How does a baker make the best latkes? Easier than the way you’ve been taught and (I think): better. How do you describe these exceptional potato pancakes? Perfection. Once you make them according to my special recipe you might never go back to the grandma-classic. Oh – do yourself a favour: buy an OXO Good Grips Potato Peeler. It is the best Hanukah gift (give it the first night!) possible. And a bag of potatoes, sour cream, and organic apple sauce (we’re going green this Hanukah.)
Real Cheese Danish with Easy Danish Dough

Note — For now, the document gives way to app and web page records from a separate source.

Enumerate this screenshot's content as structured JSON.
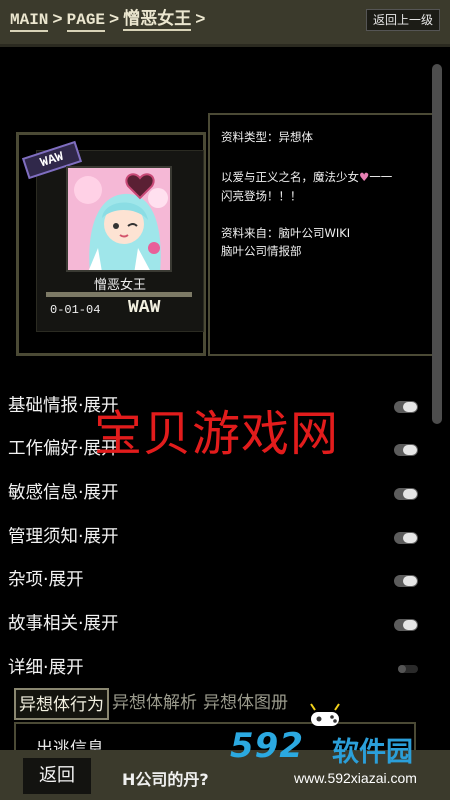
{
  "header": {
    "breadcrumbs": [
      "MAIN",
      "PAGE",
      "憎恶女王"
    ],
    "separator": ">",
    "back_label": "返回上一级"
  },
  "card": {
    "badge": "WAW",
    "name": "憎恶女王",
    "code": "0-01-04",
    "level": "WAW"
  },
  "info": {
    "type_line": "资料类型：异想体",
    "quote_line1_a": "以爱与正义之名，魔法少女",
    "quote_line1_b": "一一",
    "quote_line2": "闪亮登场！！！",
    "source_line1": "资料来自：脑叶公司WIKI",
    "source_line2": "脑叶公司情报部"
  },
  "sections": [
    {
      "label": "基础情报·展开"
    },
    {
      "label": "工作偏好·展开"
    },
    {
      "label": "敏感信息·展开"
    },
    {
      "label": "管理须知·展开"
    },
    {
      "label": "杂项·展开"
    },
    {
      "label": "故事相关·展开"
    },
    {
      "label": "详细·展开"
    }
  ],
  "watermark_text": "宝贝游戏网",
  "tabs": [
    {
      "label": "异想体行为"
    },
    {
      "label": "异想体解析"
    },
    {
      "label": "异想体图册"
    }
  ],
  "subpanel_label": "出逃信息",
  "bottom": {
    "back_label": "返回",
    "question": "H公司的丹?"
  },
  "logo": {
    "number": "592",
    "name": "软件园",
    "url": "www.592xiazai.com"
  }
}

Isn't Hanukah the time to make something special? Isn't cheese a traditional Hanukah food? Come on. Go for it! This really makes any sort of Danish you want. It is a superlative (and easy) real, butter, real Danish Dough – the sort delis and bakeries used to make. As family bakeries bit the dust and/or bakers started scrimping and the buttery (and best) part of Danish began to disappear, the need to make it yourself became clear. This is so outstanding. Why? It tastes like the real McCoy(stein), the dough is supple and a pleasure to work with, the taste is incomparable; the fine delicate/bready pastry is addictive. You can fill this with the sweetened cheese filling called for here or make it with chocolate or cinnamon smear, or prune or apricot filling.
Hanukkah Jelly Doughnuts
There's nothing like homemade...especially when it comes to Chanukah doughnuts, or soufganiot. Grind the sugar in a food processor before you toss the doughnuts for a real doughnut shop professional touch. You can make these small or big, in soufganiot style rounds or leave out the jam for amazing, old-fashioned sugar, ring/hole doughnuts. For pareve meals, you can use water, instead of milk in the dough. Tons more Chanukah recipes are in A Treasury of Jewish Holiday Baking (Marcy Goldman, Broadway Books 2003). This recipe is a classic jelly doughnut for anytime of year but especially welcome at Chanukah. I also fill them with apple or blueberry pie filling.
Montreal Cheese Bagels
Similar to a Danish. This dough is flaky and delicate. If you are in a hurry, substitute store-bought puff pasty dough.
Previous Monthly Essays from A Note From Marcy:
Essays to tickle your funny bone, wake up your inner baker, twinge on your heartstrings, or make you smile and say, ‘I’ve know the feeling; I know the place”. If you missed an essay, or a season in baking or inner sensibility, we invite you to stroll through our archived Notes From Marcy.